Those behind Widodo's campaign may be concerned about a repeat of what happened in 2014, with a last-minute swing in Subianto's favor.
In the final result, the General Election Commission said Widodo took 53.15 percent of the vote and Subianto 46.85 percent.
At that stage, the former general had already withdrawn from the process, complaining of large-scale cheating. He challenged the result in the Constitutional Court, and argued that as many as 24.1 million votes were problematic. A full bench of nine justices threw out his appeal.
This time around, the opposition insists there are 17.5-million suspect votes, or 9 percent of the total.
Subianto's decision to run again this time appears to represent a final attempt to realize his long-held belief that it is his destiny to lead his country. Swallowing his pride and admitting the people don't want him may be hard to accept.
Given the record of cheating in Indonesian elections, it may be that some form of skulduggery is hard-wired into the Indonesian psyche. For people like the police, keeping the bosses happy means a quick route to promotion.
Maintaining the charade that the election was stolen has advantages for some.
For hard-line Islamists, alleging they are being cheated of victory allows them to play the role of victim, echoing the long-held lament that the country has been stolen from its rightful inheritors.

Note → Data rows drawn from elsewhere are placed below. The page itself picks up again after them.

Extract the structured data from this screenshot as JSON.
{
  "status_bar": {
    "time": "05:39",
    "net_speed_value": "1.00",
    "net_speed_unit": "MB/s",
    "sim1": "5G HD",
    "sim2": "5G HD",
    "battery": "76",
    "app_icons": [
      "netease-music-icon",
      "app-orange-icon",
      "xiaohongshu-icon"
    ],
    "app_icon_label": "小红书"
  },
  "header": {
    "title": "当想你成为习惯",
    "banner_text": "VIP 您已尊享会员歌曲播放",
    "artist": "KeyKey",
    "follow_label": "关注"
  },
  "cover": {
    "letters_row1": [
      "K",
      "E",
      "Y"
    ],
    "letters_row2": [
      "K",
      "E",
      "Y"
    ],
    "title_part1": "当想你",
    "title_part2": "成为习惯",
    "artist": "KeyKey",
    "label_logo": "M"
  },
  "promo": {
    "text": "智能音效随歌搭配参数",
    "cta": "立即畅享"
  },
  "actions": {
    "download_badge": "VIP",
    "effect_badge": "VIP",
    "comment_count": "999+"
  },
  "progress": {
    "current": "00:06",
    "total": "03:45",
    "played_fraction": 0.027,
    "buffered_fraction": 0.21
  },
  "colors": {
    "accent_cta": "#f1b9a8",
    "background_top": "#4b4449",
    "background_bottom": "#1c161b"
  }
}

For Subianto, losing a second time would mean the end of his aspirations to lead the country. He will turn 68 in October, when the next president is sworn in, and he is unlikely to contest the post a third time.
But not all will be lost. Some believe his main focus at the moment is on pushing his political vehicle, the Greater Indonesia Movement (Gerindra). It is expected to come second in the accompanying legislative elections on April 17, maintaining its role as the main opposition.
While he may never realize his dream of leading his nation as president, Subianto can rest assured he will have a continuing role as a political force. Those alleging there is a conspiracy to lock in Widodo's re-election, whatever the final outcome, are cementing a sense of grievance that is likely to dog the country for another five years.
Keith Loveard is an Indonesia-based journalist and analyst.